Digital News Report – The release of new unemployment numbers today show we are still in the midst of the worst economic crisis to hit our country since the Great Depression. Though San Francisco’s unemployment rate remains one of the lowest in the state, at 9.4%, it is still unacceptably high. With tens of thousands of San Franciscans looking for work, we must redouble our efforts to spur job creation and local economic growth.
Through our JobsNow program, we have put more than 1,500 San Franciscans back to work. This week in Washington D.C., I met with Senators, our Congressional delegation and key officials in the Obama administration to ask for a one-year extension of the program past September 2010, when the program’s funds are now set to expire. People in Washington are taking notice of our successful, stimulus-funded jobs program and we are committed to putting even more people back to work today and in the months ahead.

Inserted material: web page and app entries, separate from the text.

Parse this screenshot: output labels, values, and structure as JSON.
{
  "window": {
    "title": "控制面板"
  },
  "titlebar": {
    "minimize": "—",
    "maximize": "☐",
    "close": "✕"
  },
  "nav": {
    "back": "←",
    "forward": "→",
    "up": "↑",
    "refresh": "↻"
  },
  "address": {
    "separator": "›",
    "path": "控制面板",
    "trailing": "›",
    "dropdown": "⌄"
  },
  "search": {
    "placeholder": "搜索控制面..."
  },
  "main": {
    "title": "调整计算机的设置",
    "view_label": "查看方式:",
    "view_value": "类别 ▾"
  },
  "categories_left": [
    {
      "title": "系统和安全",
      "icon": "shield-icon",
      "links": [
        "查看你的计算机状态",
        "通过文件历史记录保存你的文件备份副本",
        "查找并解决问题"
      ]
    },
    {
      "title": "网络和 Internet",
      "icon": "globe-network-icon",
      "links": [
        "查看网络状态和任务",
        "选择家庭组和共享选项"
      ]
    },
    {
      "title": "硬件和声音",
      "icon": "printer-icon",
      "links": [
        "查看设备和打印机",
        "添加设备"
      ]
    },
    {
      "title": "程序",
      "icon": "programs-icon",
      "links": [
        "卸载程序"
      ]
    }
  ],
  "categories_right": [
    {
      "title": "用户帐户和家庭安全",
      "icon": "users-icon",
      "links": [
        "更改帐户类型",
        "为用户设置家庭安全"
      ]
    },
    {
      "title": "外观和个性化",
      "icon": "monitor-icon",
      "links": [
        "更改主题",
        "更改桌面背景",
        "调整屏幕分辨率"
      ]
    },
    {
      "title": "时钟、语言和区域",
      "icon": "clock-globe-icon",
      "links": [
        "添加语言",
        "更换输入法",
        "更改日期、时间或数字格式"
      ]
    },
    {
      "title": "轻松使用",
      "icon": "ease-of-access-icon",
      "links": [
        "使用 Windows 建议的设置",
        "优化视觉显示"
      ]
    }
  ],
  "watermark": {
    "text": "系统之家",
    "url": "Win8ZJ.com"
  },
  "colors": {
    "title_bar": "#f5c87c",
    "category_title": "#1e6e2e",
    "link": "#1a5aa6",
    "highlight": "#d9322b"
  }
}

But we must do more. In my State of the City last week, I announced three new measures aimed at helping small and mid-sized businesses create and retain local jobs – an extension of our City’s biotech tax credit through 2014, a payroll tax exemption for new hires and tax incentives for small businesses that provide health care to their employees. The City’s chief economist said this week that the new jobs payroll tax exemption is ‘one of the most cost-effective ways’ for the City to spur private sector job-growth. We must pass these measures now to continue the progress we’re making creating local jobs and reducing our local unemployment rate.
Unfortunately, the Board of Supervisors is refusing to even calendar these three job creation and job retention measures for a hearing. With today’s unemployment numbers, I once again call on the Board of Supervisors to schedule hearings for the job measures I have outlined. At a time when so many San Franciscans are still hurting and out of work, we must put aside our ideological differences and do whatever it takes to grow our local economy and create jobs.
By: Gavin Newsom (Press Release Jan – 22)
Mayor of San Francisco